On April 2, 2013, President Obama launched the Brain Research through Advancing Neurotechnologies (BRAIN) Initiative, a Grand Challenge designed to revolutionize our understanding of the human brain. Since then, the BRAIN Initiative has grown to include five Federal agencies. The BRAIN Initiative remains a top priority for the Administration, which is why the President’s 2016 Budget proposes increasing funding for the BRAIN Initiative from about $200 million in FY 2015 to more than $300 million in FY 2016.
This increased investment will support a wide range of interdisciplinary projects aimed at developing and applying cutting-edge technologies to create a dynamic picture of the brain in action, providing the critical knowledge base for researchers seeking new ways to treat brain disorders. These projects include the following Agency efforts:
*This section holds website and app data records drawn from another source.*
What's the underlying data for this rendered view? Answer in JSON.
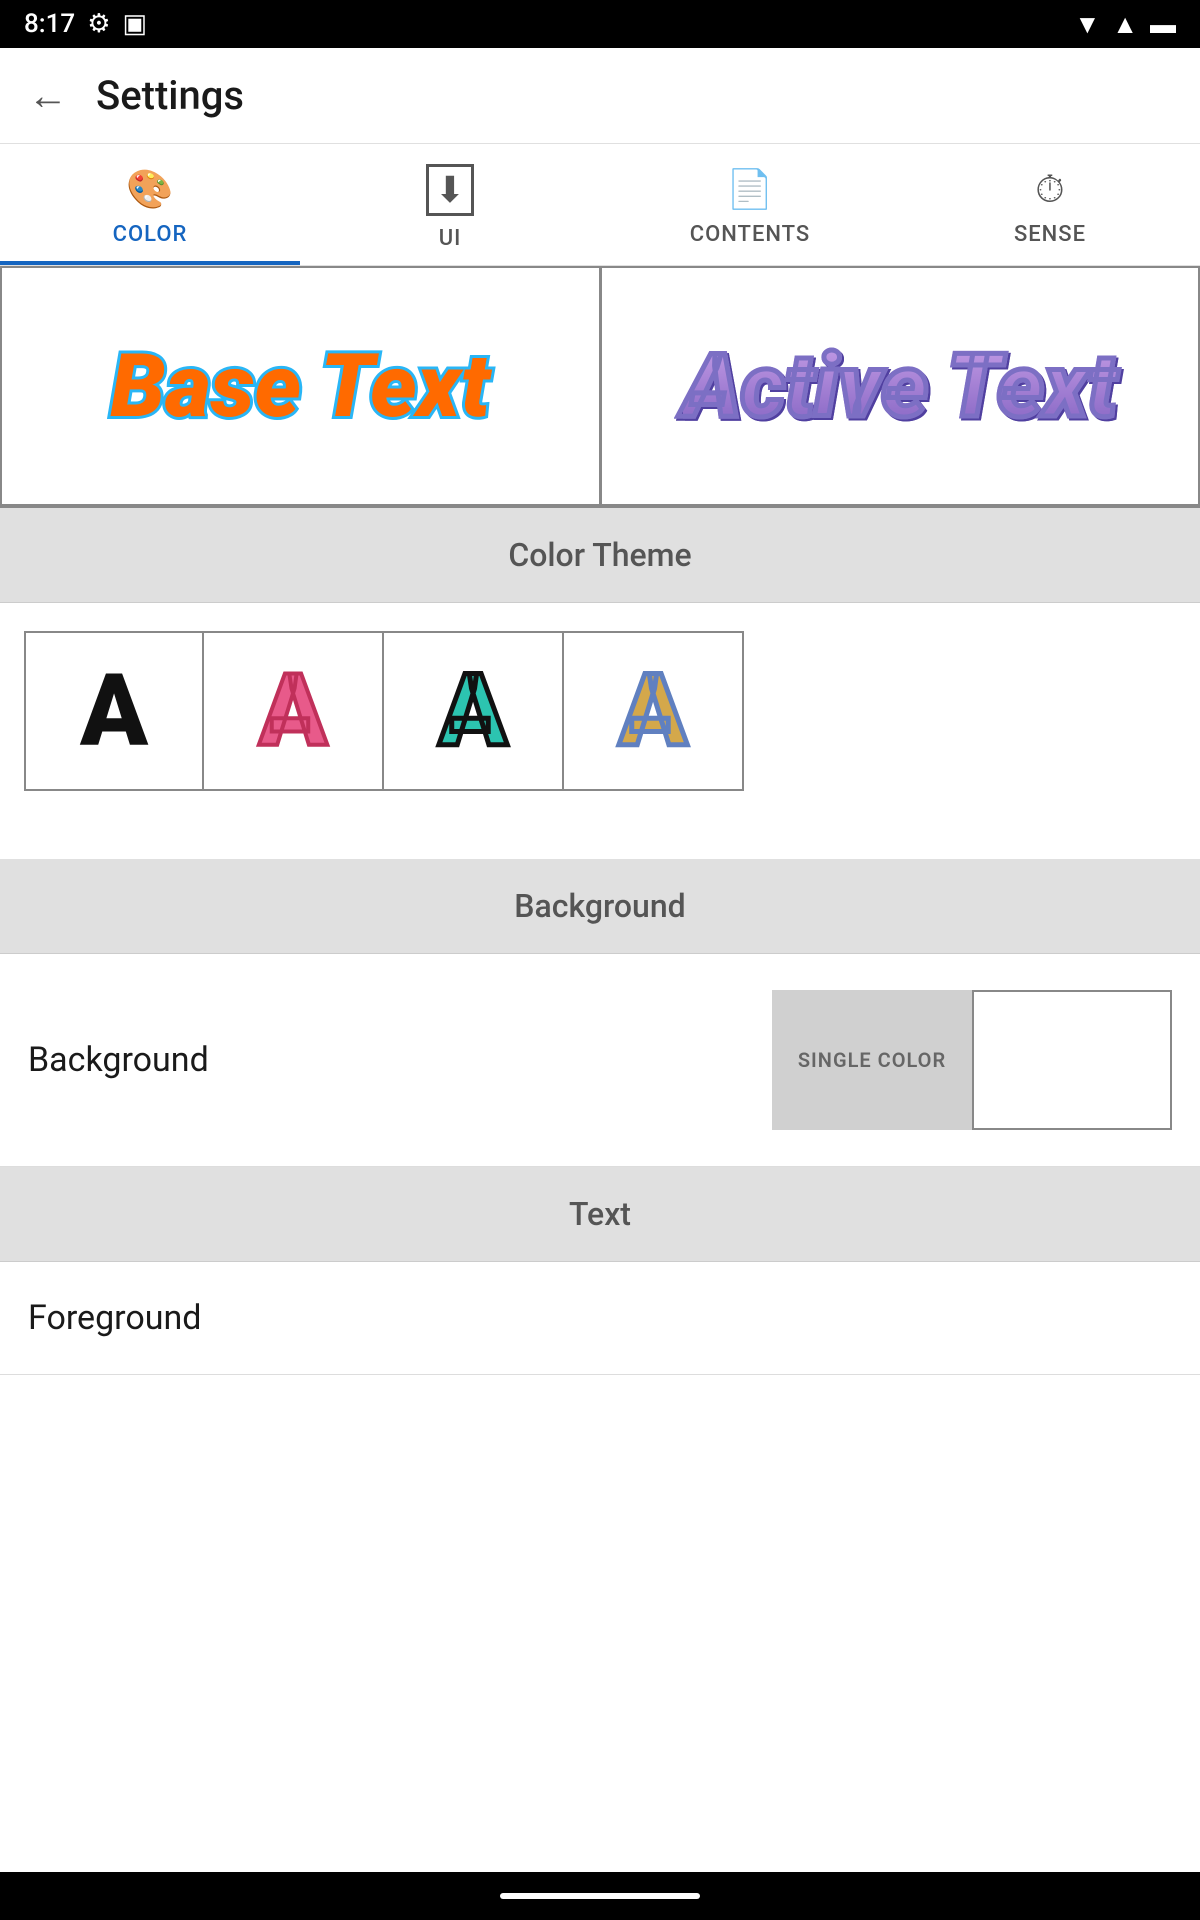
{
  "statusBar": {
    "time": "8:17",
    "icons": [
      "settings-icon",
      "battery-icon"
    ]
  },
  "appBar": {
    "title": "Settings",
    "backLabel": "←"
  },
  "tabs": [
    {
      "id": "color",
      "label": "COLOR",
      "icon": "🎨",
      "active": true
    },
    {
      "id": "ui",
      "label": "UI",
      "icon": "⬇",
      "active": false
    },
    {
      "id": "contents",
      "label": "CONTENTS",
      "icon": "📄",
      "active": false
    },
    {
      "id": "sense",
      "label": "SENSE",
      "icon": "⏱",
      "active": false
    }
  ],
  "preview": {
    "baseText": "Base Text",
    "activeText": "Active Text"
  },
  "colorTheme": {
    "label": "Color Theme",
    "options": [
      {
        "id": "plain",
        "char": "A"
      },
      {
        "id": "pink",
        "char": "A"
      },
      {
        "id": "teal",
        "char": "A"
      },
      {
        "id": "gold",
        "char": "A"
      }
    ]
  },
  "background": {
    "sectionLabel": "Background",
    "rowLabel": "Background",
    "singleColorLabel": "SINGLE COLOR",
    "options": [
      {
        "id": "single",
        "label": "SINGLE COLOR"
      },
      {
        "id": "white",
        "label": ""
      }
    ]
  },
  "text": {
    "sectionLabel": "Text",
    "foregroundLabel": "Foreground"
  }
}
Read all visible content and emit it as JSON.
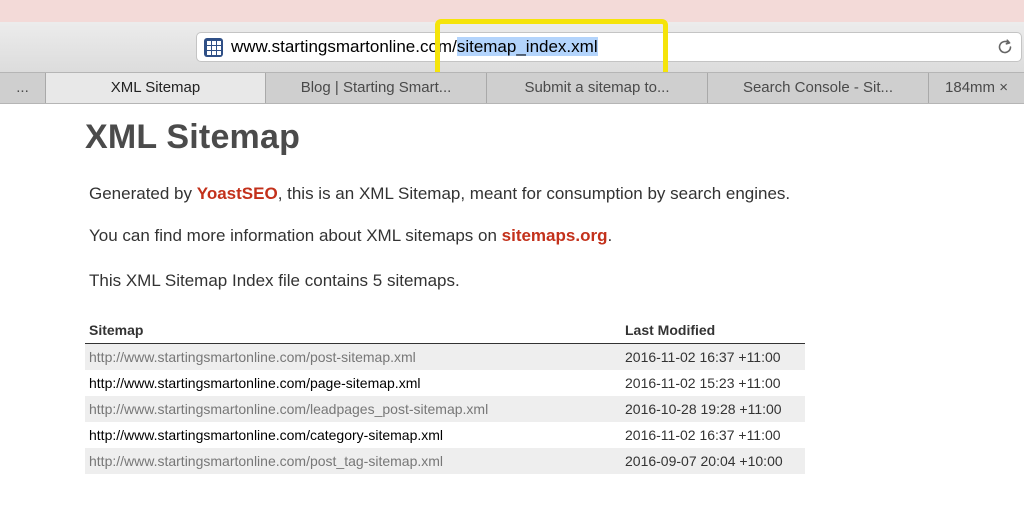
{
  "browser": {
    "url_prefix": "www.startingsmartonline.",
    "url_middle": "com/",
    "url_selected": "sitemap_index.xml"
  },
  "tabs": [
    {
      "label": "..."
    },
    {
      "label": "XML Sitemap"
    },
    {
      "label": "Blog | Starting Smart..."
    },
    {
      "label": "Submit a sitemap to..."
    },
    {
      "label": "Search Console - Sit..."
    },
    {
      "label": "184mm ×"
    }
  ],
  "page": {
    "title": "XML Sitemap",
    "generated_pre": "Generated by ",
    "generated_link": "YoastSEO",
    "generated_post": ", this is an XML Sitemap, meant for consumption by search engines.",
    "info_pre": "You can find more information about XML sitemaps on ",
    "info_link": "sitemaps.org",
    "info_post": ".",
    "count_text": "This XML Sitemap Index file contains 5 sitemaps."
  },
  "table": {
    "headers": {
      "sitemap": "Sitemap",
      "last_modified": "Last Modified"
    },
    "rows": [
      {
        "url": "http://www.startingsmartonline.com/post-sitemap.xml",
        "date": "2016-11-02 16:37 +11:00"
      },
      {
        "url": "http://www.startingsmartonline.com/page-sitemap.xml",
        "date": "2016-11-02 15:23 +11:00"
      },
      {
        "url": "http://www.startingsmartonline.com/leadpages_post-sitemap.xml",
        "date": "2016-10-28 19:28 +11:00"
      },
      {
        "url": "http://www.startingsmartonline.com/category-sitemap.xml",
        "date": "2016-11-02 16:37 +11:00"
      },
      {
        "url": "http://www.startingsmartonline.com/post_tag-sitemap.xml",
        "date": "2016-09-07 20:04 +10:00"
      }
    ]
  },
  "colors": {
    "link": "#c3311b",
    "highlight": "#f5e40a",
    "selection": "#b3d4fc"
  },
  "icons": {
    "site": "grid-icon",
    "reload": "reload-icon"
  }
}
- National Institutes of Health: NIH will support a diverse set of projects, including developing new devices to record and modulate activity in the human nervous system and revolutionizing human neuroimaging technologies to understand how individual cells and complex neural circuits interact in time and space.
- Defense Advanced Research Projects Agency: DARPA will focus on leveraging brain-function research to alleviate the burden of illness and injury and provide novel, neurotechnology-based capabilities for military personnel and civilians alike. In addition, DARPA is working to improve researchers’ abilities to understand the brain by fostering advancements in data handling, imaging, and advanced analytics.
- National Science Foundation: NSF will focus on generating an array of physical and conceptual tools needed to determine how healthy brains function over the lifespan of an organism, including humans. NSF will also focus on the development and use of these tools to produce a comprehensive understanding of how thoughts, memories, and actions emerge from the dynamic actions of the brain.
- Intelligence Advanced Research Projects Activity: IARPA will focus on applying breakthroughs in neuroscience to advance understanding of cognition and computation in the brain. In addition, IARPA will test and validate non-invasive neural interventions that have the potential to significantly improve adaptive reasoning and problem solving.
- Food and Drug Administration: FDA will focus on enhancing the transparency and predictability of the regulatory landscape for neurological devices. FDA’s efforts will also include a new program that would speed the availability of certain medical devices that address unmet public health needs while ensuring that patients receive high-quality, safe, and effective medical devices, including those that treat brain disorders.
The BRAIN Initiative is further supported by non-Federal partners. Major foundations, private research institutions, universities, and patient advocacy organizations have committed over $240 million to the BRAIN Initiative. In addition, members of the National Photonics Initiative, regional clusters like the Pacific Northwest Neuroscience Neighborhood, and companies such as GE, GlaxoSmithKline, and Inscopix have joined this effort through commitments of more than $30 million in research and development investments.
We want to hear about other activities that align with the goals of the BRAIN Initiative! If your organization is pursuing new or expanded activities that advance our understanding of the brain, tell us by firstname.lastname@example.org.
Monica Ramirez Basco is Assistant Director for Neuroscience, Mental Health, and Broadening Participation at the White House Office of Science and Technology Policy.
Robbie Barbero is Assistant Director for Biological Innovation at the White House Office of Science and Technology Policy.